The Sun Also Rises (Taiyang zhaocheng shengqi)



Venice International Film Festival

VENICE, Italy -- Fluid motion and glorious colors provide a visual treat in Jiang Wen's sumptuous romantic fantasy "The Sun Also Rises," which screened in competition at the Venice International Film Festival.

Flowers in bloom, intricately embroidered slippers, billowing curtains and a belly as soft as velvet are among the sensuous elements in a quartet of interrelated stories about characters who are variously addled, lecherous, vengeful and yearning in the four quadrants of China in the mid-1970s.

Lavishly produced and imaginatively shot, the film will delight audiences who enjoy extravagantly gorgeous imagery without the violence that usually accompanies it. Boxoffice potential looks good in art houses worldwide.

The first sequence is all about madness and mischief as a single mother (Zhuo Yun) drives her devoted son (Jaycee Chan) to distraction with her daredevil antics in pursuit of tranquility. The agile mom climbs tall trees and stands perilously astride a small earthen raft on the river. She treasures a beautiful pair of slippers that she is forever losing, and the son fears that, one day, the footwear will remain while his mother disappears.

Then, on a college campus, two old friends find their friendship tested by rivalry over a woman. Doctor Lin (Joan Chen) is the mistress of Old Tang (director Jiang), but she finds herself drawn to teacher Liang (Anthony Wong), who is catnip to beautiful women. When Liang is accused of groping women at a campus gathering, Lin offers her rear end behind a curtain to determine whose was the guilty hand.

Old Tang, who is a hunter, has a young wife (Kong Wei) who begins a relationship with the madwoman's son. One day, Tang overhears their noises of passion and his wife whispering that her husband says her belly is like velvet. He determines to shoot the young man but is given pause when the boy asks him, "What is velvet?"

The final episode involves all the characters in a dreamlike sequence that brings their lives full circle. Three cinematographers -- Zhao Fei, Mark Ping-bin Lee and Yang Tao -- worked on the project, and they make the most of some gorgeous scenery, the lush production design of Cao Jiuping and Zhang Jianqun and Xu Jianshu's lovely costumes.

Besides being wonderful to look at, "The Sun Also Rises" is great fun, with sure-handed performances and an especially spry one by Zhuo as the addled mother. Joe Hisaishi's variegated score adds to the entertainment.

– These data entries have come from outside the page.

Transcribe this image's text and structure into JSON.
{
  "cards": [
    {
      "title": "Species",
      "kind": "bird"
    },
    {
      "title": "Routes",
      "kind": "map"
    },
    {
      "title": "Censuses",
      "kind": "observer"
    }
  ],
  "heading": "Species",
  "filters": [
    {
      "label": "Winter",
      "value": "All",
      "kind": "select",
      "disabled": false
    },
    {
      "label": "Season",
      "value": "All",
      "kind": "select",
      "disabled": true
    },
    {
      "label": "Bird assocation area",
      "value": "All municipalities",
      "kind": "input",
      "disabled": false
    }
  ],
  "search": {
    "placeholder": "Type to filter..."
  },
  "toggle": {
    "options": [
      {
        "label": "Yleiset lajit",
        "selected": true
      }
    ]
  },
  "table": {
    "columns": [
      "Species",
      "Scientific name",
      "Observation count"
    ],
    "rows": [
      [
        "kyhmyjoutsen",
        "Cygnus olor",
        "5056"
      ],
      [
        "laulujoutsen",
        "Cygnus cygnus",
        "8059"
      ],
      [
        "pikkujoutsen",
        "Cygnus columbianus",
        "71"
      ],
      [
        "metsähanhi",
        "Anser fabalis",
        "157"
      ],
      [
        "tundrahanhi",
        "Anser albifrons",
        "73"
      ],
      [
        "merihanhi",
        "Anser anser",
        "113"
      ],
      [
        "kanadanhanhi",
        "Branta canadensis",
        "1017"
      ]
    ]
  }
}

Beijing Buyilehu Films
Director: Jiang Wen
Screenwriters: Shu Ping, Jiang Wen, Guo Shixing
Based on the novel "Velvet di" by: Ye Mi
Producers: Albert Lee, Jiang Wen
Executive producers: Albert Yeung, Wang Wei, Jiang Wen
Directors of photography: Zhao Fei, Mark Ping-bin Lee, Yang Tao
Production designers: Cao Jiuping, Zhang Jianqun
Music: Joe Hisaishi
Costume designer: Xu Jianshu
Editors: Zhang Yifan, Jiang Wen
Old Tang: Jiang Wen
Doctor Lin: Joan Chen
Mad Mother: Zhuo Yun
The Son: Jaycee Chan
Teacher Liang: Anthony Wong
Tang's Wife: Kong Wei
Running time -- 116 minutes
No MPAA rating